• **Source material**:
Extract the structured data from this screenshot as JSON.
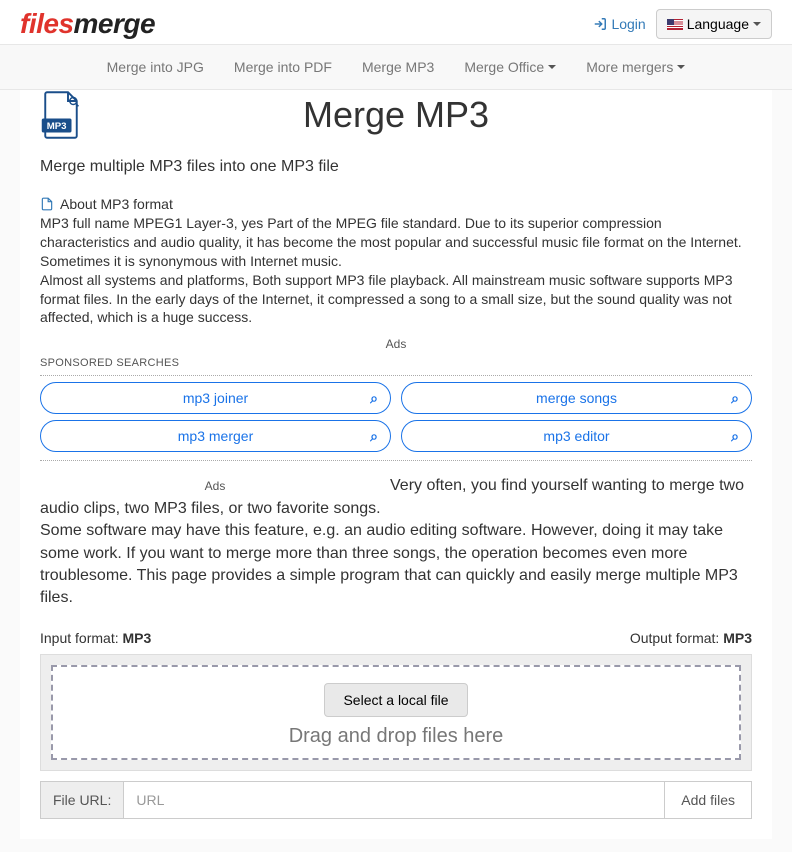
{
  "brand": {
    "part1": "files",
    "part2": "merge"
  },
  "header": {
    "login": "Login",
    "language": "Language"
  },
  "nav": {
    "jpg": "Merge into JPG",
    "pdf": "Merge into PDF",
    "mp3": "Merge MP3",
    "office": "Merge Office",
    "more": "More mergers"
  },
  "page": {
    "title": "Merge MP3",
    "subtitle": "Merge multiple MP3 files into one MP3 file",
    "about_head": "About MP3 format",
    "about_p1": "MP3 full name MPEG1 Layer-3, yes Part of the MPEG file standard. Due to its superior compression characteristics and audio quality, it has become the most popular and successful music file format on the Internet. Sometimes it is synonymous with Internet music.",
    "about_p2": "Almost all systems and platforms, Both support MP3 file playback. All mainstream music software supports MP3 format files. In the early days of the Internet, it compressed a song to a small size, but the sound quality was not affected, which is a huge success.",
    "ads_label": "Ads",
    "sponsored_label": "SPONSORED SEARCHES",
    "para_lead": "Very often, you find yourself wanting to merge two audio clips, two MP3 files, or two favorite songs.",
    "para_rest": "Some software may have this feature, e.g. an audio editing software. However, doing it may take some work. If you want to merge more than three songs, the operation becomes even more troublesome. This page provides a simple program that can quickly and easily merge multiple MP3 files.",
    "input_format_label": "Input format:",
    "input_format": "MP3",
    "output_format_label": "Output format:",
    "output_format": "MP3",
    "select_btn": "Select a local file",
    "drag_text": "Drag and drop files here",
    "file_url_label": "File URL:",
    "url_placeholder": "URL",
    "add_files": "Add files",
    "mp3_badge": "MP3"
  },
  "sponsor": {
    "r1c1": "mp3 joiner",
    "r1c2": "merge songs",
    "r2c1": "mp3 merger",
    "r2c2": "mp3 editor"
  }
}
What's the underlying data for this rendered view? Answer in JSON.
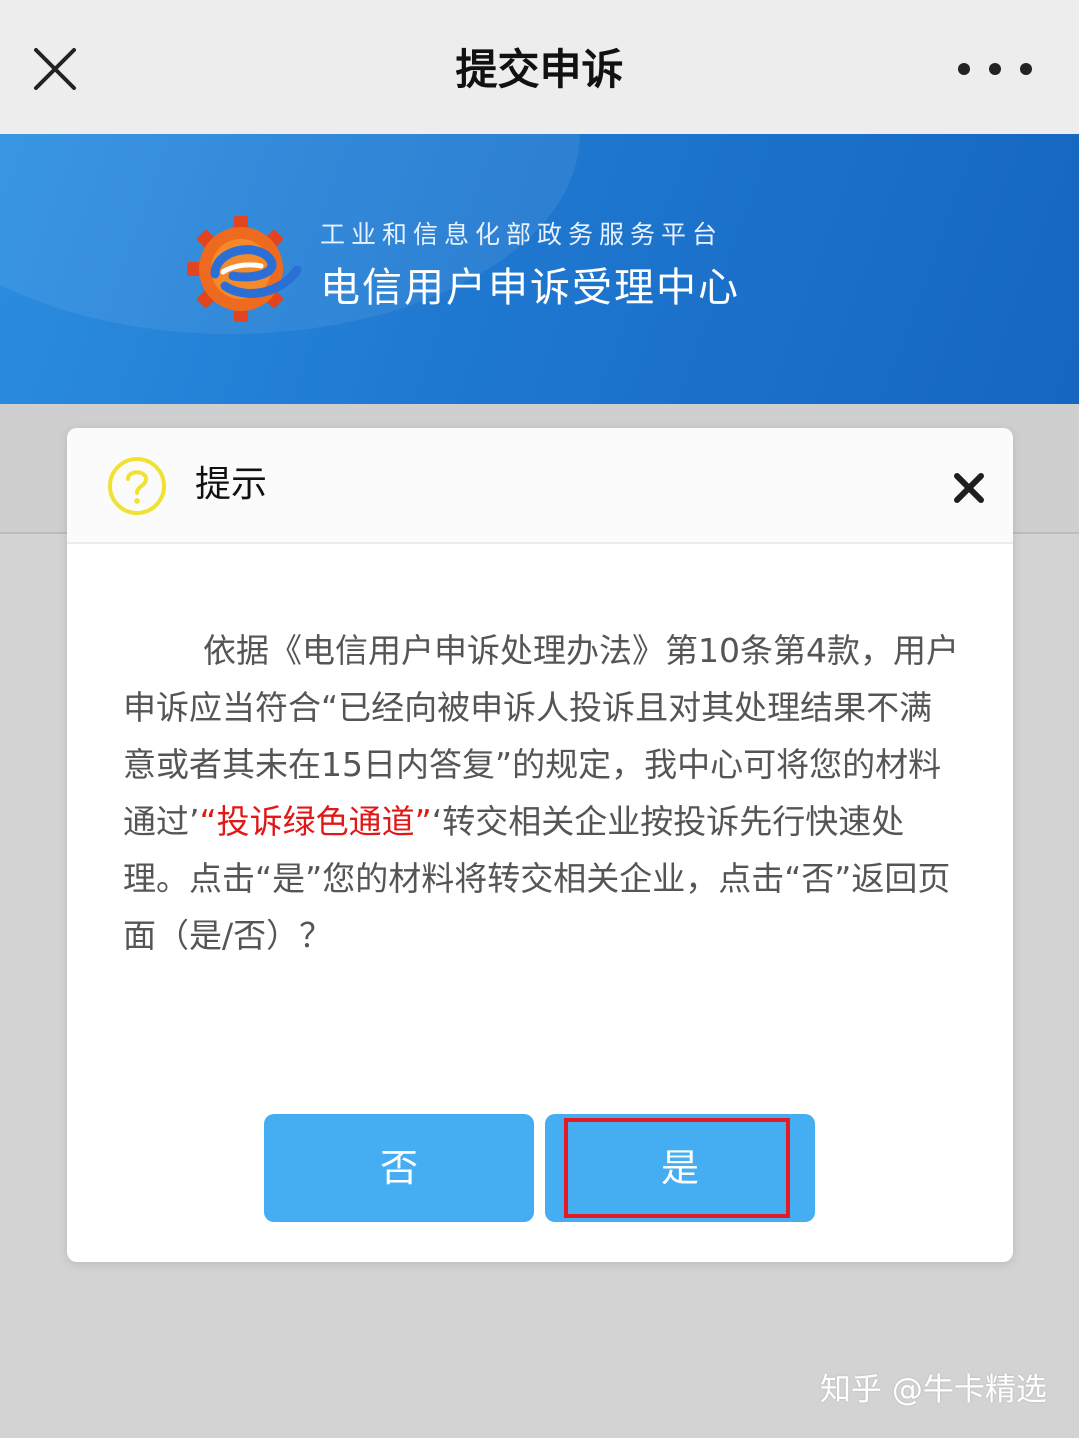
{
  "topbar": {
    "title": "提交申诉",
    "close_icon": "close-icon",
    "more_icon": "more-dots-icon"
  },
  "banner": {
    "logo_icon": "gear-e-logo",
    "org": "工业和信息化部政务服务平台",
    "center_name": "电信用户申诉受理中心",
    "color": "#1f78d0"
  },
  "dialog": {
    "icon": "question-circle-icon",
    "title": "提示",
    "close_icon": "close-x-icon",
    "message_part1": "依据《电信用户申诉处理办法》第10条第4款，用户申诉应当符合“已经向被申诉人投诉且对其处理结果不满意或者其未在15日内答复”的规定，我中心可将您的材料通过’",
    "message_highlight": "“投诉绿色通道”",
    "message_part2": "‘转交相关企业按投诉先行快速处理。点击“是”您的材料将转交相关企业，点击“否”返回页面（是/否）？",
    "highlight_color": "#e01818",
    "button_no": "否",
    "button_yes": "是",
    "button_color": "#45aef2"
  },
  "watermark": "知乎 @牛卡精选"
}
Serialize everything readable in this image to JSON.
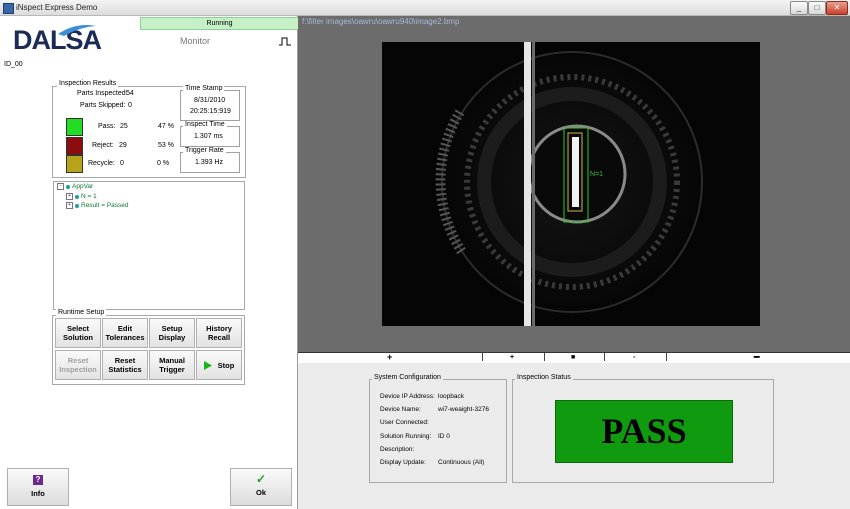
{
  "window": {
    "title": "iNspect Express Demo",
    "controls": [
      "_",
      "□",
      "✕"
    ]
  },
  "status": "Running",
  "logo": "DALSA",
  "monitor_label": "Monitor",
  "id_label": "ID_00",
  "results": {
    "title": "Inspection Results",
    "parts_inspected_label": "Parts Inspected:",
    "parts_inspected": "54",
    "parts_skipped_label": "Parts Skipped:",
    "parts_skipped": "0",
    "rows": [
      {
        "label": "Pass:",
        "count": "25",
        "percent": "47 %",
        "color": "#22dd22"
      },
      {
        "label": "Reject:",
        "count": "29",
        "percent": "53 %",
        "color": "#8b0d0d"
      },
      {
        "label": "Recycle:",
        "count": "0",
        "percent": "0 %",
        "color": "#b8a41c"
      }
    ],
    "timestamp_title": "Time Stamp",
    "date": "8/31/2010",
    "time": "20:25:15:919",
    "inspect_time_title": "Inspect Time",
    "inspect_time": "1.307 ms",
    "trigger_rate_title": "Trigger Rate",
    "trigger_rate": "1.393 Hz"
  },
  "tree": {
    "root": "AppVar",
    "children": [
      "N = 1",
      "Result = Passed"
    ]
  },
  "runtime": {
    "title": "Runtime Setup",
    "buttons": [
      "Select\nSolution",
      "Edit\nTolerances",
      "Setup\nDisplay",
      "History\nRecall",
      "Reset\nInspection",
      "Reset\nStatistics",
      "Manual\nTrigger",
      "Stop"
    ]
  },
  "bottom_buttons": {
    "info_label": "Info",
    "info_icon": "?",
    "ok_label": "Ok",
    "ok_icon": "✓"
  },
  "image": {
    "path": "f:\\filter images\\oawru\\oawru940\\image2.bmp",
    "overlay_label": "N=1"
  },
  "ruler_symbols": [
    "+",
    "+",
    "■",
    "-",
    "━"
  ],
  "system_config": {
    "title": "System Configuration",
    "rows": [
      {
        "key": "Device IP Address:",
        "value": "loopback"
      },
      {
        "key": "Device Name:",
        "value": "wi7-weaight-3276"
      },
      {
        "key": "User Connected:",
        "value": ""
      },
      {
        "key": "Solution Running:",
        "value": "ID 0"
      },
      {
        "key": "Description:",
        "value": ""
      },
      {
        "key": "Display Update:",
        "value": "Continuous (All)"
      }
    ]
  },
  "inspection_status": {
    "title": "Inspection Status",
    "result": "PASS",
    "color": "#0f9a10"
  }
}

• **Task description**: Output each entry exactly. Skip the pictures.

• **Answer to this problem**:
Extract the structured data from this screenshot as JSON.
{
  "brand": {
    "part1": "files",
    "part2": "merge"
  },
  "header": {
    "login": "Login",
    "language": "Language"
  },
  "nav": {
    "jpg": "Merge into JPG",
    "pdf": "Merge into PDF",
    "mp3": "Merge MP3",
    "office": "Merge Office",
    "more": "More mergers"
  },
  "page": {
    "title": "Merge MP3",
    "subtitle": "Merge multiple MP3 files into one MP3 file",
    "about_head": "About MP3 format",
    "about_p1": "MP3 full name MPEG1 Layer-3, yes Part of the MPEG file standard. Due to its superior compression characteristics and audio quality, it has become the most popular and successful music file format on the Internet. Sometimes it is synonymous with Internet music.",
    "about_p2": "Almost all systems and platforms, Both support MP3 file playback. All mainstream music software supports MP3 format files. In the early days of the Internet, it compressed a song to a small size, but the sound quality was not affected, which is a huge success.",
    "ads_label": "Ads",
    "sponsored_label": "SPONSORED SEARCHES",
    "para_lead": "Very often, you find yourself wanting to merge two audio clips, two MP3 files, or two favorite songs.",
    "para_rest": "Some software may have this feature, e.g. an audio editing software. However, doing it may take some work. If you want to merge more than three songs, the operation becomes even more troublesome. This page provides a simple program that can quickly and easily merge multiple MP3 files.",
    "input_format_label": "Input format:",
    "input_format": "MP3",
    "output_format_label": "Output format:",
    "output_format": "MP3",
    "select_btn": "Select a local file",
    "drag_text": "Drag and drop files here",
    "file_url_label": "File URL:",
    "url_placeholder": "URL",
    "add_files": "Add files",
    "mp3_badge": "MP3"
  },
  "sponsor": {
    "r1c1": "mp3 joiner",
    "r1c2": "merge songs",
    "r2c1": "mp3 merger",
    "r2c2": "mp3 editor"
  }
}
What's the underlying data for this rendered view? Answer in JSON.
{
  "topbar": {
    "title": "提交申诉",
    "close_icon": "close-icon",
    "more_icon": "more-dots-icon"
  },
  "banner": {
    "logo_icon": "gear-e-logo",
    "org": "工业和信息化部政务服务平台",
    "center_name": "电信用户申诉受理中心",
    "color": "#1f78d0"
  },
  "dialog": {
    "icon": "question-circle-icon",
    "title": "提示",
    "close_icon": "close-x-icon",
    "message_part1": "依据《电信用户申诉处理办法》第10条第4款，用户申诉应当符合“已经向被申诉人投诉且对其处理结果不满意或者其未在15日内答复”的规定，我中心可将您的材料通过’",
    "message_highlight": "“投诉绿色通道”",
    "message_part2": "‘转交相关企业按投诉先行快速处理。点击“是”您的材料将转交相关企业，点击“否”返回页面（是/否）？",
    "highlight_color": "#e01818",
    "button_no": "否",
    "button_yes": "是",
    "button_color": "#45aef2"
  },
  "watermark": "知乎 @牛卡精选"
}
Serialize everything readable in this image to JSON.
{
  "window": {
    "title": "iNspect Express Demo",
    "controls": [
      "_",
      "□",
      "✕"
    ]
  },
  "status": "Running",
  "logo": "DALSA",
  "monitor_label": "Monitor",
  "id_label": "ID_00",
  "results": {
    "title": "Inspection Results",
    "parts_inspected_label": "Parts Inspected:",
    "parts_inspected": "54",
    "parts_skipped_label": "Parts Skipped:",
    "parts_skipped": "0",
    "rows": [
      {
        "label": "Pass:",
        "count": "25",
        "percent": "47 %",
        "color": "#22dd22"
      },
      {
        "label": "Reject:",
        "count": "29",
        "percent": "53 %",
        "color": "#8b0d0d"
      },
      {
        "label": "Recycle:",
        "count": "0",
        "percent": "0 %",
        "color": "#b8a41c"
      }
    ],
    "timestamp_title": "Time Stamp",
    "date": "8/31/2010",
    "time": "20:25:15:919",
    "inspect_time_title": "Inspect Time",
    "inspect_time": "1.307 ms",
    "trigger_rate_title": "Trigger Rate",
    "trigger_rate": "1.393 Hz"
  },
  "tree": {
    "root": "AppVar",
    "children": [
      "N = 1",
      "Result = Passed"
    ]
  },
  "runtime": {
    "title": "Runtime Setup",
    "buttons": [
      "Select\nSolution",
      "Edit\nTolerances",
      "Setup\nDisplay",
      "History\nRecall",
      "Reset\nInspection",
      "Reset\nStatistics",
      "Manual\nTrigger",
      "Stop"
    ]
  },
  "bottom_buttons": {
    "info_label": "Info",
    "info_icon": "?",
    "ok_label": "Ok",
    "ok_icon": "✓"
  },
  "image": {
    "path": "f:\\filter images\\oawru\\oawru940\\image2.bmp",
    "overlay_label": "N=1"
  },
  "ruler_symbols": [
    "+",
    "+",
    "■",
    "-",
    "━"
  ],
  "system_config": {
    "title": "System Configuration",
    "rows": [
      {
        "key": "Device IP Address:",
        "value": "loopback"
      },
      {
        "key": "Device Name:",
        "value": "wi7-weaight-3276"
      },
      {
        "key": "User Connected:",
        "value": ""
      },
      {
        "key": "Solution Running:",
        "value": "ID 0"
      },
      {
        "key": "Description:",
        "value": ""
      },
      {
        "key": "Display Update:",
        "value": "Continuous (All)"
      }
    ]
  },
  "inspection_status": {
    "title": "Inspection Status",
    "result": "PASS",
    "color": "#0f9a10"
  }
}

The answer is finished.